• _What this task involves_: Whichever lines of the entries hold the word "Residencial" should be identified and copied.
=== Input records ===
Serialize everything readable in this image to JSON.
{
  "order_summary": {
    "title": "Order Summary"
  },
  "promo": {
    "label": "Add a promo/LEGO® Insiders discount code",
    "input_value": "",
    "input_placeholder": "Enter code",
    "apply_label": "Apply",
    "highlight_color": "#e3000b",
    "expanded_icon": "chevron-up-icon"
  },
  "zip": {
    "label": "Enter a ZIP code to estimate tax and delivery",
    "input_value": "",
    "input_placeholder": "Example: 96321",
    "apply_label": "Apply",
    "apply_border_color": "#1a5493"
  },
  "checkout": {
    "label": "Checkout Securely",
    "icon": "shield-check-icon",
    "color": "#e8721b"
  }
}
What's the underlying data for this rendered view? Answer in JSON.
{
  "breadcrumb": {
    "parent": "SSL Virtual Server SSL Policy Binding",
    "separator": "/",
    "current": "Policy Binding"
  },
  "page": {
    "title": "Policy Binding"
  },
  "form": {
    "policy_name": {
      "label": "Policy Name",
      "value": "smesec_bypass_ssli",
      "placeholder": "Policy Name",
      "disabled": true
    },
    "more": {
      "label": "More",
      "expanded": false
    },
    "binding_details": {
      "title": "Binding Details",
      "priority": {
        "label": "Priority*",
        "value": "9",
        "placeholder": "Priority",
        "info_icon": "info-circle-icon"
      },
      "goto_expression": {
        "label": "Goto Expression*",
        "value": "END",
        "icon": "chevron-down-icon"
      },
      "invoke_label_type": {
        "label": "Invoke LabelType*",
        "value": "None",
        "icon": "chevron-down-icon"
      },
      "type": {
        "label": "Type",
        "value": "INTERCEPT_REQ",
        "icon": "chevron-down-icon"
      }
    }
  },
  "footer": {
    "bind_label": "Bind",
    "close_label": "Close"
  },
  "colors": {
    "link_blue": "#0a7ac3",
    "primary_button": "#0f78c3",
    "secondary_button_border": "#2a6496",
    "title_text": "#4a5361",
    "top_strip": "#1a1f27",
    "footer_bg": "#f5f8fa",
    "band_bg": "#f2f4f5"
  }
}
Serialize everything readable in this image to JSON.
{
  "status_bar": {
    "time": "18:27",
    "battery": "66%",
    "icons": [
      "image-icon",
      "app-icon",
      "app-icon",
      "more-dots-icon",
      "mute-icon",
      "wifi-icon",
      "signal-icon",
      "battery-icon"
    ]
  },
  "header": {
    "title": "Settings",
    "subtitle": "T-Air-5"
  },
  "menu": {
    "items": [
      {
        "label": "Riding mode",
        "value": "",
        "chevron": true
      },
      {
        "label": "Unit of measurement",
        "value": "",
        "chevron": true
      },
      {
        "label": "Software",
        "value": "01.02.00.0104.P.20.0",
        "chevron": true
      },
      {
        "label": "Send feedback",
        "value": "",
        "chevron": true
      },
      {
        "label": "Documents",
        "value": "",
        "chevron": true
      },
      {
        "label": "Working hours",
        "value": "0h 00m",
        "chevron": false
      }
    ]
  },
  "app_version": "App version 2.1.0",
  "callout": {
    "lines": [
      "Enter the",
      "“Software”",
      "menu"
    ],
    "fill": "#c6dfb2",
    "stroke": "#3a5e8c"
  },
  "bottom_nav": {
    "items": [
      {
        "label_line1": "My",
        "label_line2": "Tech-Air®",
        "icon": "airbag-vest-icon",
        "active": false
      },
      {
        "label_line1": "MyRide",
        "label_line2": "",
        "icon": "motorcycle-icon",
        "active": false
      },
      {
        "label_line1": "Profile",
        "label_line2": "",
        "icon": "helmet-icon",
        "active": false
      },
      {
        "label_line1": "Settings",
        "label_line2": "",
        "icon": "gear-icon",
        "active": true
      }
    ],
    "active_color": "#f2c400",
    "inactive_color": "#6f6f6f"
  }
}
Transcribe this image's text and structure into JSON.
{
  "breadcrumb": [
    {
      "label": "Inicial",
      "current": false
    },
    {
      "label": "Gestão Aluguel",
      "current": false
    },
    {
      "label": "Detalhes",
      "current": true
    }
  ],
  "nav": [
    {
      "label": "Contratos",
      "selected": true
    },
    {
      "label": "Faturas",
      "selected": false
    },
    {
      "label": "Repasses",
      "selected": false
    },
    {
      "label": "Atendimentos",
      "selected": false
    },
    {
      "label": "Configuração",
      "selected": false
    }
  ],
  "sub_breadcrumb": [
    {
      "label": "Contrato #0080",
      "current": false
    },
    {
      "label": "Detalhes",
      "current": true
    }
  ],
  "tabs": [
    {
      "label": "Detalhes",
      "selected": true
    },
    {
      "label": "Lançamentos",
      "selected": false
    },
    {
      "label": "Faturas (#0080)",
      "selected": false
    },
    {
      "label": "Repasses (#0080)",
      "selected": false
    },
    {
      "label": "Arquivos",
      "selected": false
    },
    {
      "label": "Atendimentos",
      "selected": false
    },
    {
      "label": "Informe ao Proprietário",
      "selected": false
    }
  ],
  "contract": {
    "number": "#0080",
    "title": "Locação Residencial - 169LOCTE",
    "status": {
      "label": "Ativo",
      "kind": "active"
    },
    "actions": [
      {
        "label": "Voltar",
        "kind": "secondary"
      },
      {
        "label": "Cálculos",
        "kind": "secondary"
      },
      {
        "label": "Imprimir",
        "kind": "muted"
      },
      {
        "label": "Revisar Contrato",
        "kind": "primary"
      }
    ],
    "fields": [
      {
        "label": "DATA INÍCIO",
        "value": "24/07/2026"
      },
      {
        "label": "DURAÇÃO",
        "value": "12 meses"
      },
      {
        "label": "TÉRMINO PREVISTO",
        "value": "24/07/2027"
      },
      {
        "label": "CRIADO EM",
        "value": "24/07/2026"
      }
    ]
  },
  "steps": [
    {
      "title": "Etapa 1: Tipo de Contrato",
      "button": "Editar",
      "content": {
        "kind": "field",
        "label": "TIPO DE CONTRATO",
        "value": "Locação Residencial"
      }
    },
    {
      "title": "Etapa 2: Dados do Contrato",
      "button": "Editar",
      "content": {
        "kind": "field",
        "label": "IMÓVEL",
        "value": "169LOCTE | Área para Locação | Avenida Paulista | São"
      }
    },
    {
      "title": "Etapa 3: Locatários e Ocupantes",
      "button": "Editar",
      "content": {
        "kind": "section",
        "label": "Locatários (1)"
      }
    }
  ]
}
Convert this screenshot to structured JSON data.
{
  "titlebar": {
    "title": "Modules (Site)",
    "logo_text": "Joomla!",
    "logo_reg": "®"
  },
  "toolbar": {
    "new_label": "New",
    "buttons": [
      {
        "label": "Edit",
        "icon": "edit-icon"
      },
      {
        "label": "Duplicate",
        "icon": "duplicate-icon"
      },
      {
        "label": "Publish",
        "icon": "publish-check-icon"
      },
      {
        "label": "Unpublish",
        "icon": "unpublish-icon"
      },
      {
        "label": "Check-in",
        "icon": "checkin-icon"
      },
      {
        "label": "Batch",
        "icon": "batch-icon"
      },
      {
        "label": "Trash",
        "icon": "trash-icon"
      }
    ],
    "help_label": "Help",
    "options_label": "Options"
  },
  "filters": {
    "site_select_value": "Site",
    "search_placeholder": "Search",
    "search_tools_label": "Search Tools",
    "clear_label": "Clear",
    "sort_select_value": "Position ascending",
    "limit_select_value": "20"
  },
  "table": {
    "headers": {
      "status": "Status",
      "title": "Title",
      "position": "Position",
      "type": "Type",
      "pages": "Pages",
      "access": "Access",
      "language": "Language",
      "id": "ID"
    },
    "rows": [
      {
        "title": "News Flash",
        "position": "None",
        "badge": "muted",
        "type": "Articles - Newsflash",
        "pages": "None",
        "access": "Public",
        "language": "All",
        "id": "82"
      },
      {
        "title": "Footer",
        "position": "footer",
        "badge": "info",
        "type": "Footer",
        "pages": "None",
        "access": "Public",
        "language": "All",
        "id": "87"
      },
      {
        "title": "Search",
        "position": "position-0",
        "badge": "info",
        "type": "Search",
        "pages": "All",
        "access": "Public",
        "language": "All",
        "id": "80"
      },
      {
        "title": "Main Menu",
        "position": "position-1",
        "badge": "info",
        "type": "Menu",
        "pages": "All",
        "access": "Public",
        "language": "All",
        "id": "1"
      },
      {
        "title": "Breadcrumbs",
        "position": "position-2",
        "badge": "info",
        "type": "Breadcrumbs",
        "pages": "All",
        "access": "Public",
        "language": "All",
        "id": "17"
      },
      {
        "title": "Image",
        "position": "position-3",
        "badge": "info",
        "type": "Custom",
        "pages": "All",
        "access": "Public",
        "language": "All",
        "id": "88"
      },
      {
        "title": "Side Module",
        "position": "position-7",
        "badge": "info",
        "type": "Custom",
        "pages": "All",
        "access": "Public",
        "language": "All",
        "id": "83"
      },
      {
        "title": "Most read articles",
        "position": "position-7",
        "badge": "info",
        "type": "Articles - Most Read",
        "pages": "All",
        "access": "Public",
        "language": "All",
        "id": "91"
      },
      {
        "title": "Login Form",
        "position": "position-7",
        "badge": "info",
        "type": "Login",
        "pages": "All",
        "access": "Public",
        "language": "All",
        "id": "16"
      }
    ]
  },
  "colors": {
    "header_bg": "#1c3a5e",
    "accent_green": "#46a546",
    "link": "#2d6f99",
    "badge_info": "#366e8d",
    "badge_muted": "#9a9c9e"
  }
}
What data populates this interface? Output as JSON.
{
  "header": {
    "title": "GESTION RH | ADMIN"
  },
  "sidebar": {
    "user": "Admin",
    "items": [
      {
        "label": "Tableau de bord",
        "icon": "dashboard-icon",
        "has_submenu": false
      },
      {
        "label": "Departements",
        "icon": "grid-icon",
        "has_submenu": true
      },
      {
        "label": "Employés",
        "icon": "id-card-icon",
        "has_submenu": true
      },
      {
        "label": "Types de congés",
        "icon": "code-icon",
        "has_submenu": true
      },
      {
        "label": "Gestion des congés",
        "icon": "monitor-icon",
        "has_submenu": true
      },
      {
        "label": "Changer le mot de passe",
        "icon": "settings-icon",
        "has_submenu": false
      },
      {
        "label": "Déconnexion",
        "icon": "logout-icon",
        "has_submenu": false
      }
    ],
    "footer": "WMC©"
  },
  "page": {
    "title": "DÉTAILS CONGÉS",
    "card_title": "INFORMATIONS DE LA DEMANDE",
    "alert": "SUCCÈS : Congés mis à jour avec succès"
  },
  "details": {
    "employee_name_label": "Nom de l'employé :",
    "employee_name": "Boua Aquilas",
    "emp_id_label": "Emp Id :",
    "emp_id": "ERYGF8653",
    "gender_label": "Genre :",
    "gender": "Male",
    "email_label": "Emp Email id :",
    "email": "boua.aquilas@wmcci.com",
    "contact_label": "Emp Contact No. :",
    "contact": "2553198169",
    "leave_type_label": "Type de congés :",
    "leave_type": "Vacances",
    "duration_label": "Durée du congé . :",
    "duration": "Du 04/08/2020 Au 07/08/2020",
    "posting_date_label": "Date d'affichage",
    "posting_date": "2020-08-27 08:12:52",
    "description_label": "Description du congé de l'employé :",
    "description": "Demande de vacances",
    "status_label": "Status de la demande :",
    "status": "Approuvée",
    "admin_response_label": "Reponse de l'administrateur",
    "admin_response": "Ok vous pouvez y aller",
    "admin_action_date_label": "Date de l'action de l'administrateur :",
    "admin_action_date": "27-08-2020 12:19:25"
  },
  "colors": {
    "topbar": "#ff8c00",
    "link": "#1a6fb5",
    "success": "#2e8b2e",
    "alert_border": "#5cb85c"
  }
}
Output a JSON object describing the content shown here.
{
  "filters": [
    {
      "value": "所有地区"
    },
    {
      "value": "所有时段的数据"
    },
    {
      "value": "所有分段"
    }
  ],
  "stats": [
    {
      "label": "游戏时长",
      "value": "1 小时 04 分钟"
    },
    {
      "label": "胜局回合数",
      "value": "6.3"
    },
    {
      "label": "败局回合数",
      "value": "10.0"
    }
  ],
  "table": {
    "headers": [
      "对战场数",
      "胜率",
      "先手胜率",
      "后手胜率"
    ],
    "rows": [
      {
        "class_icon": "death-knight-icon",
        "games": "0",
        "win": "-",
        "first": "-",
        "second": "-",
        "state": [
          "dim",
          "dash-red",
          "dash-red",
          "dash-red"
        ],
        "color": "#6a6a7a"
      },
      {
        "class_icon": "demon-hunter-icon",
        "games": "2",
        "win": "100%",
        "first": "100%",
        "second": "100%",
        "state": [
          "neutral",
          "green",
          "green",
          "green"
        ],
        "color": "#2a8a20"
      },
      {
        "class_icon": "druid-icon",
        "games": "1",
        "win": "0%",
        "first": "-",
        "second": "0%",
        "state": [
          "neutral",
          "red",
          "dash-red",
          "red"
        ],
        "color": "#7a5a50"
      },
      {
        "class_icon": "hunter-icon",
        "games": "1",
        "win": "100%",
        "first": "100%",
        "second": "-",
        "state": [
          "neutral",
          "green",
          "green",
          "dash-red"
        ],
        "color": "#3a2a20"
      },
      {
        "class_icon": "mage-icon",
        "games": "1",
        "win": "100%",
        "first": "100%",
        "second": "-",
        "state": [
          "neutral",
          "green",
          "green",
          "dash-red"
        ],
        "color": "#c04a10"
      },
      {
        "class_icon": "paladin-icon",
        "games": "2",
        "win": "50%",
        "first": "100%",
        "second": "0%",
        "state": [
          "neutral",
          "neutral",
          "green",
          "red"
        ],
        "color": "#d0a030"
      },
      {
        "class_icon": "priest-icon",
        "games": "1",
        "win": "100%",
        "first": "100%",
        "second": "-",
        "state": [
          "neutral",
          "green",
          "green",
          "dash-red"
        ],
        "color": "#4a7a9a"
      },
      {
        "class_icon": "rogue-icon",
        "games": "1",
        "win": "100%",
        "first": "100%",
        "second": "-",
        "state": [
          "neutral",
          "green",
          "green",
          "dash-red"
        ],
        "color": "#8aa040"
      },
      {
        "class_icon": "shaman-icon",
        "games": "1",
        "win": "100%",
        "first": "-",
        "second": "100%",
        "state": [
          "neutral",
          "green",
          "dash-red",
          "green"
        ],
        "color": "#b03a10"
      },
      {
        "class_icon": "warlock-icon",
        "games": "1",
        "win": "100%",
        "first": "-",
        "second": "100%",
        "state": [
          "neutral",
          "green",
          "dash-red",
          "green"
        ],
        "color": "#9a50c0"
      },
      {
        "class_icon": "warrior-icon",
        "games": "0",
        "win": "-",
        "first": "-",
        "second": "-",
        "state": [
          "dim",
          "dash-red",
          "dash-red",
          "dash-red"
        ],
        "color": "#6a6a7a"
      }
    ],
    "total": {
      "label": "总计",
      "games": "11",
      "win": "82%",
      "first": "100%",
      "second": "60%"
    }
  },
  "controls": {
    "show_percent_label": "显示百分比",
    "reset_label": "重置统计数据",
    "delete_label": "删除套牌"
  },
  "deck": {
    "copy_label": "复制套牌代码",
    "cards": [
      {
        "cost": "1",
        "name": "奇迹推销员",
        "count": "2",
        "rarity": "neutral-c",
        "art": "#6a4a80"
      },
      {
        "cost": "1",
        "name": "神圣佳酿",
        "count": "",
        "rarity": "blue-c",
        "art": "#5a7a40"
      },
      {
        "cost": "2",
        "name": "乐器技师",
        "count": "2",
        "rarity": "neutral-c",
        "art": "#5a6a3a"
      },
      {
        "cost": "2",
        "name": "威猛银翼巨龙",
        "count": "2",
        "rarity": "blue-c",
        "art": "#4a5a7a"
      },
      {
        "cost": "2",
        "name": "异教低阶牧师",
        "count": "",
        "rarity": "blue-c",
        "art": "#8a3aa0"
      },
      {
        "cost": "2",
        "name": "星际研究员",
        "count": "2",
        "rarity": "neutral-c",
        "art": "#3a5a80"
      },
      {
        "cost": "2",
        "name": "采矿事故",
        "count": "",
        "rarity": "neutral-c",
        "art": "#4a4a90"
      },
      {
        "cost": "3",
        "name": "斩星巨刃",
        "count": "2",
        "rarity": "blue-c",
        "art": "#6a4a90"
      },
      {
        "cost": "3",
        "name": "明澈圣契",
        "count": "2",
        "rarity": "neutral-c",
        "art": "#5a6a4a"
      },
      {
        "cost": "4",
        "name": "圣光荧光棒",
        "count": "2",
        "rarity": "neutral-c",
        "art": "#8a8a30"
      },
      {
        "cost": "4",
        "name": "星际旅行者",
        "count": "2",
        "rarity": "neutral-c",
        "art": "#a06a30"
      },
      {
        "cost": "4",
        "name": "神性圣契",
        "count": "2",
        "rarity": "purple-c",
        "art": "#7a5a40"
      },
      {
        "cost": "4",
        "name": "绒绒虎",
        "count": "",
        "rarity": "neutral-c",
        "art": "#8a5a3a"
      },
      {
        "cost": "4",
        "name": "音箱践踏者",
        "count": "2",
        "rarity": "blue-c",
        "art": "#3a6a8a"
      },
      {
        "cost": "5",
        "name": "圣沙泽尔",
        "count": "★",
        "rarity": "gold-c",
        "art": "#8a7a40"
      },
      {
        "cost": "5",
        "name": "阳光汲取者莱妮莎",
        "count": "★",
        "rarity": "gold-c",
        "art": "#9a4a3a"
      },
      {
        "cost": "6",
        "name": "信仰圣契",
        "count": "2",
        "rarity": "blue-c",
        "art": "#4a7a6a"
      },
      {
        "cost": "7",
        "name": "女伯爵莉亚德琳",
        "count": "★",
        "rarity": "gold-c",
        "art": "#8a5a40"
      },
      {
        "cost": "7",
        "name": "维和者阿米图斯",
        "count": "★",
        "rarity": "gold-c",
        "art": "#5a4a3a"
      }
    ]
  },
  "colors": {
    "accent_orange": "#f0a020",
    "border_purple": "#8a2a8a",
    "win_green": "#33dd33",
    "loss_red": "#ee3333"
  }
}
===
• _Response to this exercise_:
    "title": "Locação Residencial - 169LOCTE",
        "value": "Locação Residencial"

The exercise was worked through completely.